But, it so happens that when I was 21 and impressionable, I impulse bought a chandelier at Ikea. It has hung from a hook in the ceiling and its Ikea bulb set-up in my dressing area ever since, and has made me smile more than a $20 chandelier really should. But, here in my new home, it made the ultimate sacrifice.

I removed the chandelier from the bulb set up (and put it in a box in the basement, I'm not that heartless) and tied 3 equal lengths of strong monofilament (okay, fishing line) to the metal ring that the bulb used to hang from. I cut the monofilament to about 9 inches, so once it was knotted, I had about 4 inch long loops to work with.

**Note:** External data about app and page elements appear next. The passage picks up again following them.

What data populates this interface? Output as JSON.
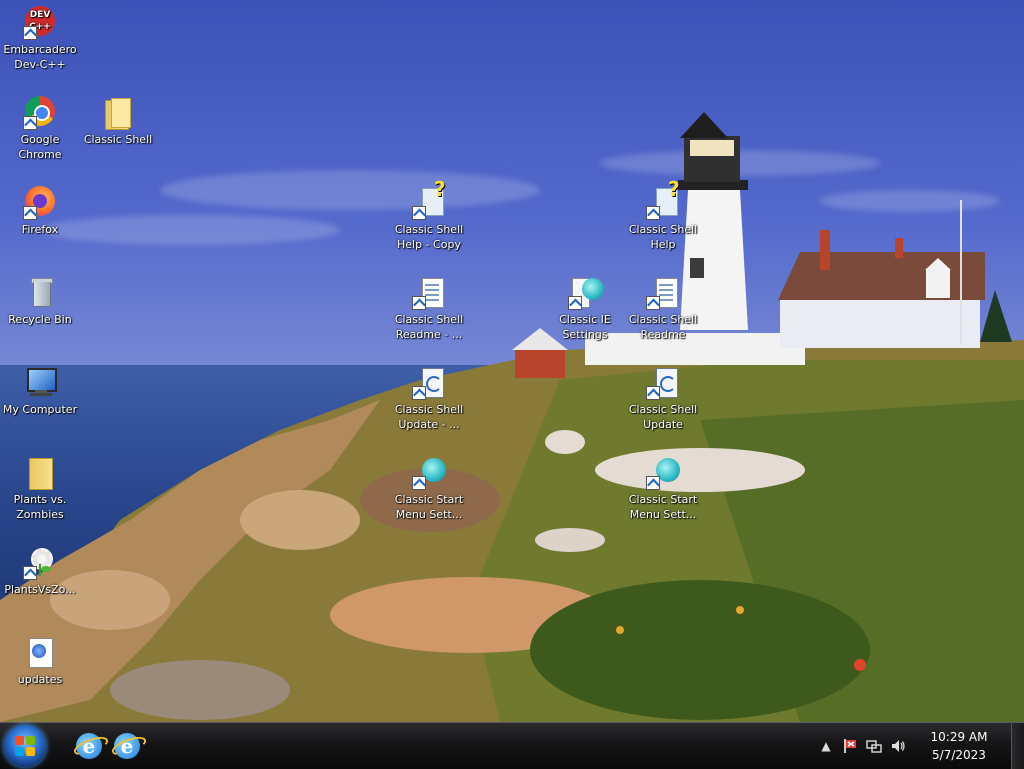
{
  "desktop": {
    "icons": [
      {
        "id": "devcpp",
        "label": "Embarcadero\nDev-C++",
        "icon": "devcpp-icon"
      },
      {
        "id": "chrome",
        "label": "Google\nChrome",
        "icon": "chrome-icon"
      },
      {
        "id": "classicshell-folder",
        "label": "Classic Shell",
        "icon": "folder-icon"
      },
      {
        "id": "firefox",
        "label": "Firefox",
        "icon": "firefox-icon"
      },
      {
        "id": "recycle",
        "label": "Recycle Bin",
        "icon": "recycle-bin-icon"
      },
      {
        "id": "mycomputer",
        "label": "My Computer",
        "icon": "computer-icon"
      },
      {
        "id": "pvz-folder",
        "label": "Plants vs.\nZombies",
        "icon": "folder-icon"
      },
      {
        "id": "pvz",
        "label": "PlantsVsZo...",
        "icon": "plants-vs-zombies-icon"
      },
      {
        "id": "updates",
        "label": "updates",
        "icon": "updates-icon"
      },
      {
        "id": "cs-help-copy",
        "label": "Classic Shell\nHelp - Copy",
        "icon": "help-icon"
      },
      {
        "id": "cs-readme-copy",
        "label": "Classic Shell\nReadme - ...",
        "icon": "document-icon"
      },
      {
        "id": "cs-update-copy",
        "label": "Classic Shell\nUpdate - ...",
        "icon": "update-icon"
      },
      {
        "id": "cs-startmenu-copy",
        "label": "Classic Start\nMenu Sett...",
        "icon": "shell-icon"
      },
      {
        "id": "cs-ie",
        "label": "Classic IE\nSettings",
        "icon": "shell-icon"
      },
      {
        "id": "cs-help",
        "label": "Classic Shell\nHelp",
        "icon": "help-icon"
      },
      {
        "id": "cs-readme",
        "label": "Classic Shell\nReadme",
        "icon": "document-icon"
      },
      {
        "id": "cs-update",
        "label": "Classic Shell\nUpdate",
        "icon": "update-icon"
      },
      {
        "id": "cs-startmenu",
        "label": "Classic Start\nMenu Sett...",
        "icon": "shell-icon"
      }
    ]
  },
  "taskbar": {
    "start_icon": "windows-start-icon",
    "pinned": [
      {
        "label": "Internet Explorer",
        "icon": "internet-explorer-icon"
      },
      {
        "label": "Internet Explorer",
        "icon": "internet-explorer-icon"
      }
    ],
    "tray": {
      "icons": [
        "show-hidden-icons-icon",
        "action-center-flag-icon",
        "network-icon",
        "volume-icon"
      ],
      "time": "10:29 AM",
      "date": "5/7/2023"
    }
  },
  "colors": {
    "taskbar": "#151517",
    "sky": "#4a5fc4",
    "sea": "#2a478e",
    "start_orb": "#2a6fd0"
  }
}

I removed the ugly globe from my ceiling fan (put it in the basement with the other half the chandelier set up) and unscrewed the lightbulb. Then, I hung the three loops of monofilament from the screws designed to hold the globe in place. When I put the lightbulb back in place in the socket, I had to be sure that the weight of the chandelier was hanging from the monofilament, not the bulb. This took a little adjusting, but was pretty easy to do by shortening the loops a bit.
Admittedly, if this were from anywhere but Ikea, it would probably have been too heavy. But, it's been hanging for a month now with no disasters yet.

Monday, September 22, 2014

Quick and Easy Guilded Coasters

I've never owned a real end table. In fact, as someone who has lived in tiny apartments and uninsulated houses with multiple roommates for a decade, I've never owned a piece of wood furniture I cared enough about to "coast." Now suddenly I've got two end tables with wood finishes that I can't set a beer glass of ice water on without worrying. So, for the first time I needed coasters.

Although I've had a couple of adventures in coaster making before, some more successful than others, I wanted to try something new (only partly because I wasn't thrilled with my last attempts). So, I went to Home Depot and bought four 4"x 4" white ceramic tiles for 13 cents a piece. Then, I went to JoAnns and bought a sheet of sticky back felt for a whopping $1.09.

Back home, I pulled out a roll of blue masking tape and cut it (this is a great task for phone calls with your parents, by the way) in to chevrons. I got lazy half way through so I made some with stripes instead.
I gave the masked tiles one quick coat with gold spray paint that I had laying around, and I pulled the tape off carefully before the paint dried. Then, I gave them all a quick spray with a spray on lacquer that was leftover from another project.

To keep the bottoms from scratching the finish off my table. I cut 16 small (1 cm) squares out of the sticky back felt and placed one on each corner of the tiles. With a 9 x 12 sheet of felt, I could have made enough of these for everyone I know.
The outcome: trendy guilded gold chevron coasters for less than $2 in less than an hour. Come have a drink at my place. I've got coasters.